What is covered in this book,required a great deal of knowledge,experience and research.
70 separate and unconnected stories give a taste of the secret things that took place during the war and the impact they had on events around them.You will see how events of spying,trickery,deception,intelligence gathering and other forms of espionage, play just as an important part in winning or losing a war, as do the events that take place on the battlefield.Most of these things don't become known at the time they are happening, for the simple reason that disclosure lets the enemy know your methods and operations.Even when secret information is revealed,it is denied to protect people and methods.
Since there are 70 instances covered in 225 pages;on average this means only about 3 pages per story. Obviously,what you get here is a short summary,just to briefly tell what happened.However;the author has provided 9 pages of detailed information on these stories.That, basically makes this book a great resource to introduce the cases and gives information as to where to find out much more.
As you read these stories,you should keep in mind that most of this took place 60 to 70 years ago when techniques and expertise were extremely simple compared to what is available today.Just imagine the possibilities with the equipment,communications and electronic abilities (much known and probably much still secret) that is at the disposal of those now engaged in this sort of thing today.
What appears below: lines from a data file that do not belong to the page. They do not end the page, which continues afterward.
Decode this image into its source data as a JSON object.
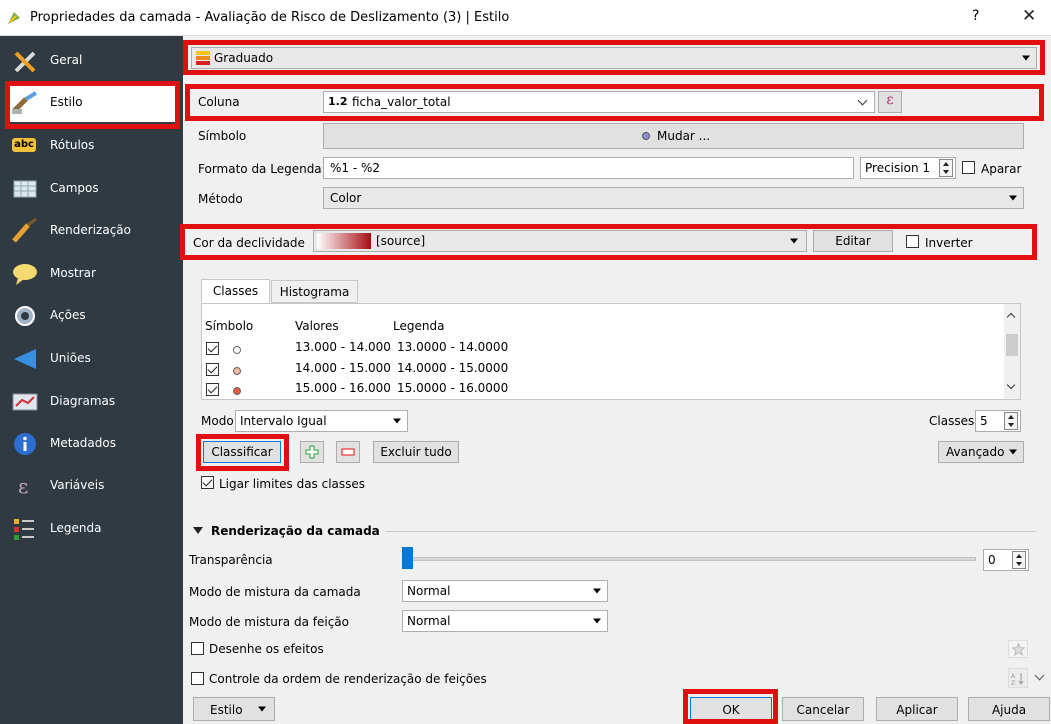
{
  "window": {
    "title": "Propriedades da camada - Avaliação de Risco de Deslizamento (3) | Estilo",
    "help": "?",
    "close": "✕"
  },
  "sidebar": {
    "items": [
      {
        "label": "Geral",
        "icon": "tools-icon"
      },
      {
        "label": "Estilo",
        "icon": "paintbrush-icon",
        "active": true
      },
      {
        "label": "Rótulos",
        "icon": "abc-label-icon"
      },
      {
        "label": "Campos",
        "icon": "table-fields-icon"
      },
      {
        "label": "Renderização",
        "icon": "render-brush-icon"
      },
      {
        "label": "Mostrar",
        "icon": "speech-bubble-icon"
      },
      {
        "label": "Ações",
        "icon": "gear-action-icon"
      },
      {
        "label": "Uniões",
        "icon": "join-arrow-icon"
      },
      {
        "label": "Diagramas",
        "icon": "diagram-icon"
      },
      {
        "label": "Metadados",
        "icon": "info-icon"
      },
      {
        "label": "Variáveis",
        "icon": "epsilon-icon"
      },
      {
        "label": "Legenda",
        "icon": "legend-icon"
      }
    ],
    "abc_text": "abc"
  },
  "renderer": {
    "type": "Graduado"
  },
  "coluna": {
    "label": "Coluna",
    "type_badge": "1.2",
    "value": "ficha_valor_total",
    "expr": "ε"
  },
  "simbolo": {
    "label": "Símbolo",
    "button": "Mudar ..."
  },
  "formato": {
    "label": "Formato da Legenda",
    "value": "%1 - %2",
    "precision": "Precision 1",
    "trim_label": "Aparar"
  },
  "metodo": {
    "label": "Método",
    "value": "Color"
  },
  "ramp": {
    "label": "Cor da declividade",
    "value": "[source]",
    "edit": "Editar",
    "invert": "Inverter"
  },
  "tabs": {
    "classes": "Classes",
    "histograma": "Histograma"
  },
  "table": {
    "headers": [
      "Símbolo",
      "Valores",
      "Legenda"
    ],
    "rows": [
      {
        "values": "13.000 - 14.000",
        "legend": "13.0000 - 14.0000",
        "color": "#ffffff"
      },
      {
        "values": "14.000 - 15.000",
        "legend": "14.0000 - 15.0000",
        "color": "#f5b5a0"
      },
      {
        "values": "15.000 - 16.000",
        "legend": "15.0000 - 16.0000",
        "color": "#e8573f"
      }
    ]
  },
  "modo": {
    "label": "Modo",
    "value": "Intervalo Igual",
    "classes_label": "Classes",
    "classes_value": "5"
  },
  "actions": {
    "classify": "Classificar",
    "delete_all": "Excluir tudo",
    "advanced": "Avançado",
    "link": "Ligar limites das classes"
  },
  "layer_render": {
    "header": "Renderização da camada",
    "transparency_label": "Transparência",
    "transparency_value": "0",
    "layer_blend_label": "Modo de mistura da camada",
    "layer_blend_value": "Normal",
    "feature_blend_label": "Modo de mistura da feição",
    "feature_blend_value": "Normal",
    "effects_label": "Desenhe os efeitos",
    "order_label": "Controle da ordem de renderização de feições"
  },
  "footer": {
    "style": "Estilo",
    "ok": "OK",
    "cancel": "Cancelar",
    "apply": "Aplicar",
    "help": "Ajuda"
  },
  "colors": {
    "highlight": "#e01010",
    "sidebar_bg": "#2f3a43",
    "ramp_start": "#ffffff",
    "ramp_end": "#a50f15"
  }
}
With The War on Terror,we don't hear too much about deception and espionage these days;you can bet your sweet biffy that there is a ton of survelliance and intelligence gathering going on.So, it looks like they don't know where bin Laden is. Wanna bet someone doesn,t know? I wouldn't be surprised,they not only know where he is;but what he had for breakfast,who he talked to today,what time he got up,and even how and when he trims his beard.Even if all that is known,it would not be told;in fact,it would be denied.
Maybe, 20 ,or even more years, will go by before the espionage that is undoubtly in full swing today,will ever become known.
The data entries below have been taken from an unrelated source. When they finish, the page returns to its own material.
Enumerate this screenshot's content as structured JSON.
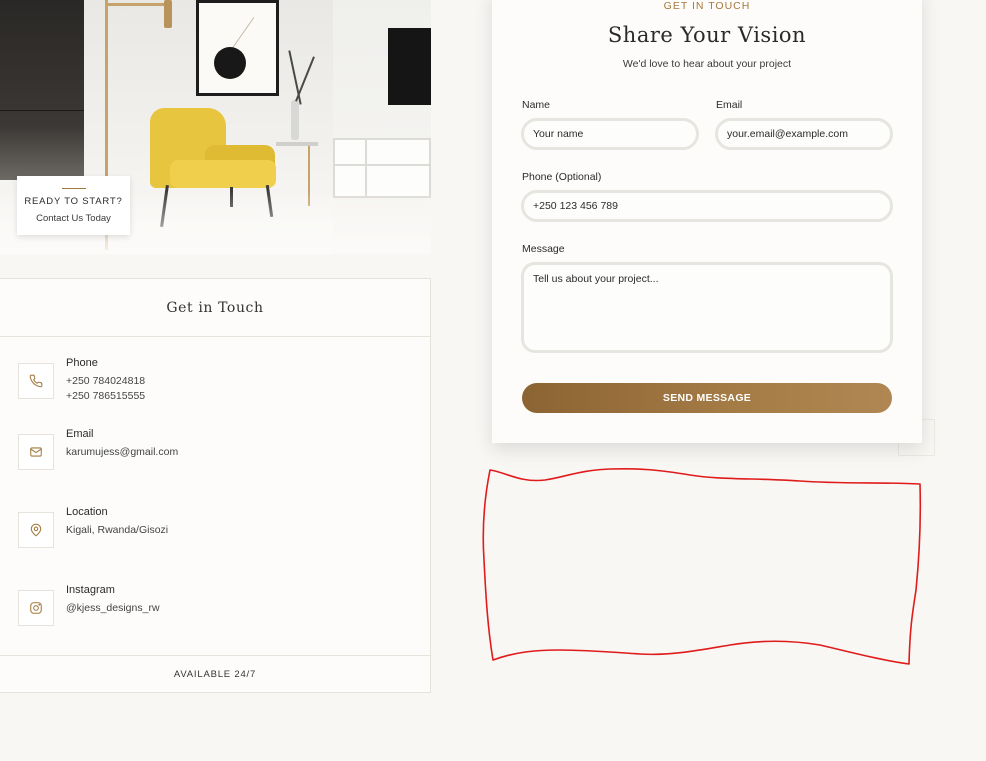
{
  "hero": {
    "card_title": "READY TO START?",
    "card_sub": "Contact Us Today"
  },
  "contact": {
    "title": "Get in Touch",
    "items": [
      {
        "icon": "phone-icon",
        "label": "Phone",
        "values": [
          "+250 784024818",
          "+250 786515555"
        ]
      },
      {
        "icon": "mail-icon",
        "label": "Email",
        "values": [
          "karumujess@gmail.com"
        ]
      },
      {
        "icon": "location-pin-icon",
        "label": "Location",
        "values": [
          "Kigali, Rwanda/Gisozi"
        ]
      },
      {
        "icon": "instagram-icon",
        "label": "Instagram",
        "values": [
          "@kjess_designs_rw"
        ]
      }
    ],
    "footer": "AVAILABLE 24/7"
  },
  "form": {
    "eyebrow": "GET IN TOUCH",
    "title": "Share Your Vision",
    "subtitle": "We'd love to hear about your project",
    "name_label": "Name",
    "name_placeholder": "Your name",
    "email_label": "Email",
    "email_placeholder": "your.email@example.com",
    "phone_label": "Phone (Optional)",
    "phone_placeholder": "+250 123 456 789",
    "message_label": "Message",
    "message_placeholder": "Tell us about your project...",
    "submit_label": "SEND MESSAGE"
  },
  "colors": {
    "accent": "#a4793e",
    "annotation": "#e01b1b"
  }
}
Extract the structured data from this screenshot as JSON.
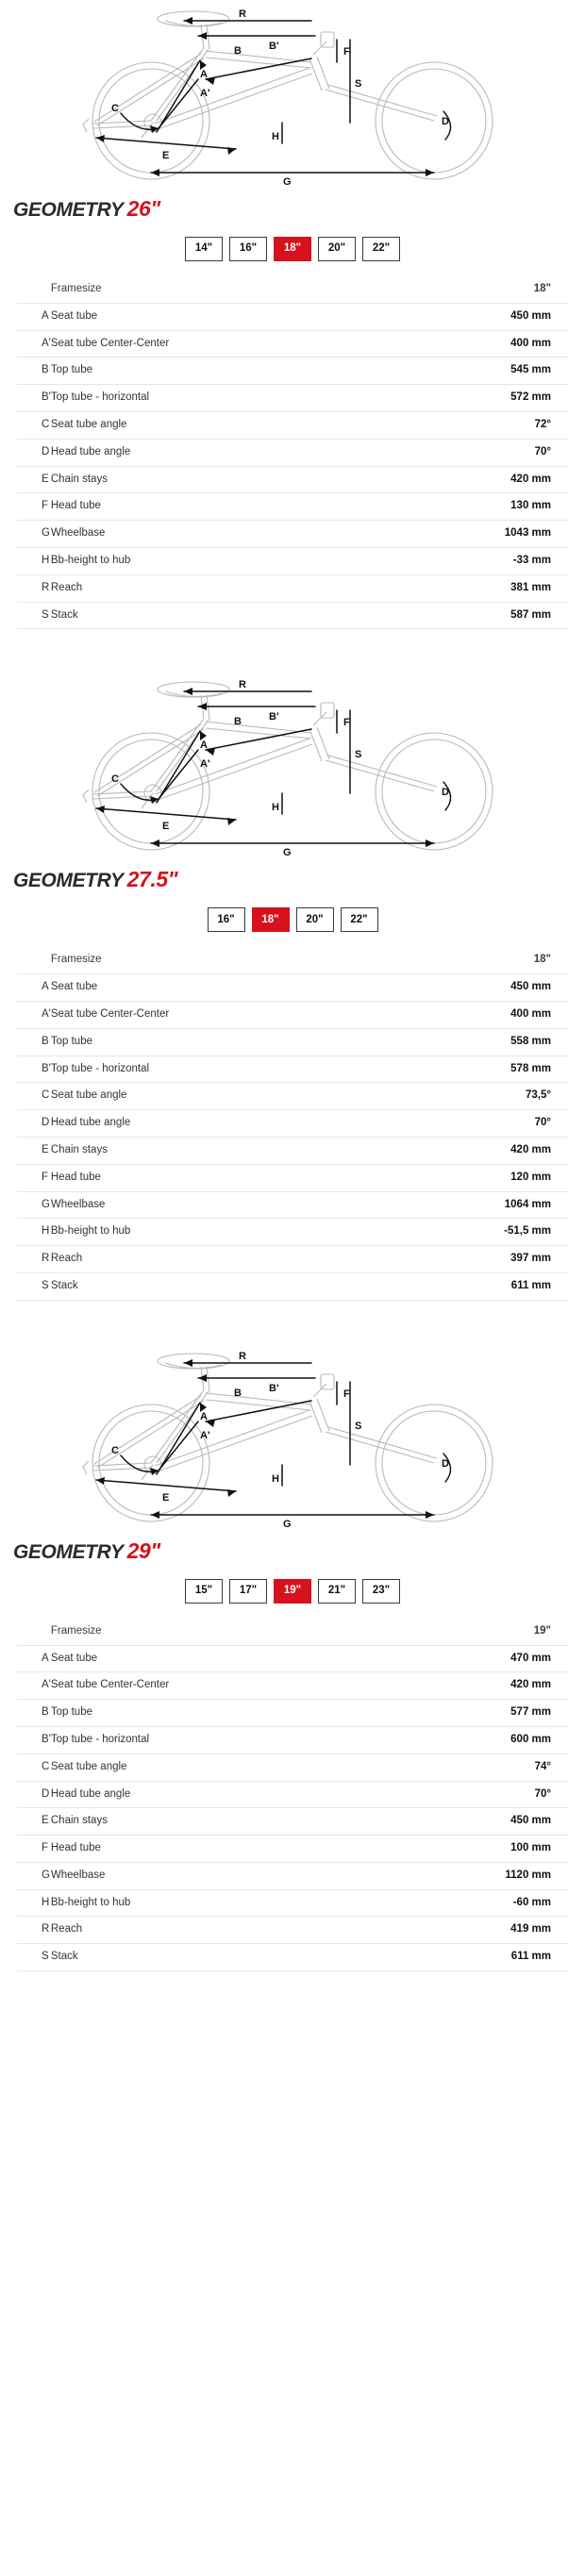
{
  "brand_color": "#d8121c",
  "sections": [
    {
      "heading_word": "GEOMETRY",
      "heading_size": "26\"",
      "diagram_labels": {
        "A": "A",
        "A2": "A'",
        "B": "B",
        "B2": "B'",
        "C": "C",
        "D": "D",
        "E": "E",
        "F": "F",
        "G": "G",
        "H": "H",
        "R": "R",
        "S": "S"
      },
      "sizes": [
        "14\"",
        "16\"",
        "18\"",
        "20\"",
        "22\""
      ],
      "selected_size": "18\"",
      "table": {
        "header": {
          "key": "",
          "label": "Framesize",
          "value": "18\""
        },
        "rows": [
          {
            "key": "A",
            "label": "Seat tube",
            "value": "450 mm"
          },
          {
            "key": "A'",
            "label": "Seat tube Center-Center",
            "value": "400 mm"
          },
          {
            "key": "B",
            "label": "Top tube",
            "value": "545 mm"
          },
          {
            "key": "B'",
            "label": "Top tube - horizontal",
            "value": "572 mm"
          },
          {
            "key": "C",
            "label": "Seat tube angle",
            "value": "72°"
          },
          {
            "key": "D",
            "label": "Head tube angle",
            "value": "70°"
          },
          {
            "key": "E",
            "label": "Chain stays",
            "value": "420 mm"
          },
          {
            "key": "F",
            "label": "Head tube",
            "value": "130 mm"
          },
          {
            "key": "G",
            "label": "Wheelbase",
            "value": "1043 mm"
          },
          {
            "key": "H",
            "label": "Bb-height to hub",
            "value": "-33 mm"
          },
          {
            "key": "R",
            "label": "Reach",
            "value": "381 mm"
          },
          {
            "key": "S",
            "label": "Stack",
            "value": "587 mm"
          }
        ]
      }
    },
    {
      "heading_word": "GEOMETRY",
      "heading_size": "27.5\"",
      "diagram_labels": {
        "A": "A",
        "A2": "A'",
        "B": "B",
        "B2": "B'",
        "C": "C",
        "D": "D",
        "E": "E",
        "F": "F",
        "G": "G",
        "H": "H",
        "R": "R",
        "S": "S"
      },
      "sizes": [
        "16\"",
        "18\"",
        "20\"",
        "22\""
      ],
      "selected_size": "18\"",
      "table": {
        "header": {
          "key": "",
          "label": "Framesize",
          "value": "18\""
        },
        "rows": [
          {
            "key": "A",
            "label": "Seat tube",
            "value": "450 mm"
          },
          {
            "key": "A'",
            "label": "Seat tube Center-Center",
            "value": "400 mm"
          },
          {
            "key": "B",
            "label": "Top tube",
            "value": "558 mm"
          },
          {
            "key": "B'",
            "label": "Top tube - horizontal",
            "value": "578 mm"
          },
          {
            "key": "C",
            "label": "Seat tube angle",
            "value": "73,5°"
          },
          {
            "key": "D",
            "label": "Head tube angle",
            "value": "70°"
          },
          {
            "key": "E",
            "label": "Chain stays",
            "value": "420 mm"
          },
          {
            "key": "F",
            "label": "Head tube",
            "value": "120 mm"
          },
          {
            "key": "G",
            "label": "Wheelbase",
            "value": "1064 mm"
          },
          {
            "key": "H",
            "label": "Bb-height to hub",
            "value": "-51,5 mm"
          },
          {
            "key": "R",
            "label": "Reach",
            "value": "397 mm"
          },
          {
            "key": "S",
            "label": "Stack",
            "value": "611 mm"
          }
        ]
      }
    },
    {
      "heading_word": "GEOMETRY",
      "heading_size": "29\"",
      "diagram_labels": {
        "A": "A",
        "A2": "A'",
        "B": "B",
        "B2": "B'",
        "C": "C",
        "D": "D",
        "E": "E",
        "F": "F",
        "G": "G",
        "H": "H",
        "R": "R",
        "S": "S"
      },
      "sizes": [
        "15\"",
        "17\"",
        "19\"",
        "21\"",
        "23\""
      ],
      "selected_size": "19\"",
      "table": {
        "header": {
          "key": "",
          "label": "Framesize",
          "value": "19\""
        },
        "rows": [
          {
            "key": "A",
            "label": "Seat tube",
            "value": "470 mm"
          },
          {
            "key": "A'",
            "label": "Seat tube Center-Center",
            "value": "420 mm"
          },
          {
            "key": "B",
            "label": "Top tube",
            "value": "577 mm"
          },
          {
            "key": "B'",
            "label": "Top tube - horizontal",
            "value": "600 mm"
          },
          {
            "key": "C",
            "label": "Seat tube angle",
            "value": "74°"
          },
          {
            "key": "D",
            "label": "Head tube angle",
            "value": "70°"
          },
          {
            "key": "E",
            "label": "Chain stays",
            "value": "450 mm"
          },
          {
            "key": "F",
            "label": "Head tube",
            "value": "100 mm"
          },
          {
            "key": "G",
            "label": "Wheelbase",
            "value": "1120 mm"
          },
          {
            "key": "H",
            "label": "Bb-height to hub",
            "value": "-60 mm"
          },
          {
            "key": "R",
            "label": "Reach",
            "value": "419 mm"
          },
          {
            "key": "S",
            "label": "Stack",
            "value": "611 mm"
          }
        ]
      }
    }
  ]
}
I was born in 1935 ,and hence ,just a young gaffer during WWII.I can remember being told in school and other places to keep an eye open for anyone strange in town,anyone talking strange languages,asking strange questions,and such.If you saw anything, or heard anything, suspicious,report it to your parents,teachers or the police.I was living in Nova Scotia at the time.Halifax was a major port of embarkation for huge convoys leaving for Europe,and the east coast was crawling with spies and informants passing vital information to the enemy. Not only that;but many were apprehended.We all "knew" and cared ,even the kids,who the enemy was. That was before the days of political correctness,taboos on profiling,ultrasensitivity over civil rights.Heck,everyone knew ,and more importantly acted as if they believed their freedoms,safety and even lives depended on defeating the enemy.It was especially brought home to many who had relatives in the Armed Forces.Many knew people who had lost their lives.I had an uncle who died in Italy,a cousin that survived a torpedo attack on the way to Britain and even a next door neighbour who was killed when the unarmed car ferry,"Cariboo",was torpedoed and sunk by a Nazi Submarine off Newfoundland.
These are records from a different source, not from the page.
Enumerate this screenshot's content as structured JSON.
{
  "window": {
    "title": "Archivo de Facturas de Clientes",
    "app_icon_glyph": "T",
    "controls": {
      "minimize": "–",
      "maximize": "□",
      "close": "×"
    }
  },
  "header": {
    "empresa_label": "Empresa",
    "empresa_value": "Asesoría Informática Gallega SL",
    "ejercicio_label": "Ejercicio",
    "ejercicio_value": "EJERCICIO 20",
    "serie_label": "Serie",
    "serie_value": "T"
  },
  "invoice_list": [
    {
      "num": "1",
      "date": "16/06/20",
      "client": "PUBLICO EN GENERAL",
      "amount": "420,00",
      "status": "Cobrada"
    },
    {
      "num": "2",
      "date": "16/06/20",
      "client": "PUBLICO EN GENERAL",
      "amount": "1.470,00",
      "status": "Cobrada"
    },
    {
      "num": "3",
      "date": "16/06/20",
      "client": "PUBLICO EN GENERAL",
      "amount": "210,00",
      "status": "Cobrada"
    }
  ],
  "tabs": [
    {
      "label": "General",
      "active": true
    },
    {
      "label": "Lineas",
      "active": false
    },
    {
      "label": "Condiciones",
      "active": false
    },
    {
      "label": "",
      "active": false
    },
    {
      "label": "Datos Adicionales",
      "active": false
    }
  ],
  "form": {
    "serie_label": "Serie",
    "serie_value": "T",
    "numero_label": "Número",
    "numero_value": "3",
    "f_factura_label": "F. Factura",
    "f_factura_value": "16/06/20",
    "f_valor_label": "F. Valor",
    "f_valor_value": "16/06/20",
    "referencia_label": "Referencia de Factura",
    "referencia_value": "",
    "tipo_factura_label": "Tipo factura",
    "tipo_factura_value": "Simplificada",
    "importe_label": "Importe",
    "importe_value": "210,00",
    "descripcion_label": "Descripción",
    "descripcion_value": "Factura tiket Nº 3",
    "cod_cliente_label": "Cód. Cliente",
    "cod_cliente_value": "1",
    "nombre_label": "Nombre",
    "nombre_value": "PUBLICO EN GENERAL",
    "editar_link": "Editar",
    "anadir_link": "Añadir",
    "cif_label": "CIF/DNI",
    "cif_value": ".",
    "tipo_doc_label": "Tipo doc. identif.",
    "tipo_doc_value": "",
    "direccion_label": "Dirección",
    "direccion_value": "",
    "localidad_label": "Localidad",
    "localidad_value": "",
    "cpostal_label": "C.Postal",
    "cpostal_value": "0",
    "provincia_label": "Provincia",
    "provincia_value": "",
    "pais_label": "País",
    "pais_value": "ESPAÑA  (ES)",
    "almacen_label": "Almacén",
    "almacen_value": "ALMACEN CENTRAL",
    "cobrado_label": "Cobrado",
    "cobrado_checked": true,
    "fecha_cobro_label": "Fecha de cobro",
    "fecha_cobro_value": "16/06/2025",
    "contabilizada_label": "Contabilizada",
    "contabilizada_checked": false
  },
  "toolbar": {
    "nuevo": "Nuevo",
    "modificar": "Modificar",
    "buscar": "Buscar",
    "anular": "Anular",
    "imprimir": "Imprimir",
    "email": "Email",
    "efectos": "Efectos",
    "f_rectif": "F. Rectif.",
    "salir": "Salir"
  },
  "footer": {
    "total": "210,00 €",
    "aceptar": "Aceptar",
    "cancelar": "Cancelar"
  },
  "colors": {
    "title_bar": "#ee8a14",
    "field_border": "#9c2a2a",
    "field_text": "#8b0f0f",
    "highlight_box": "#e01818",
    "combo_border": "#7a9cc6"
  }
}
Reading this book ,one has only to be amazed at the virtually complete lack of concern the populance has about the conflict that is going on all around us today.It seems as if ,that by not thinking about it,or at best laying the blame on the US,that it will just go away.
That was what a lot of people in Europe believed ;and lived to regret it!
A great book about what happened during WWII,but more importantly;should awaken us on The War on Terror.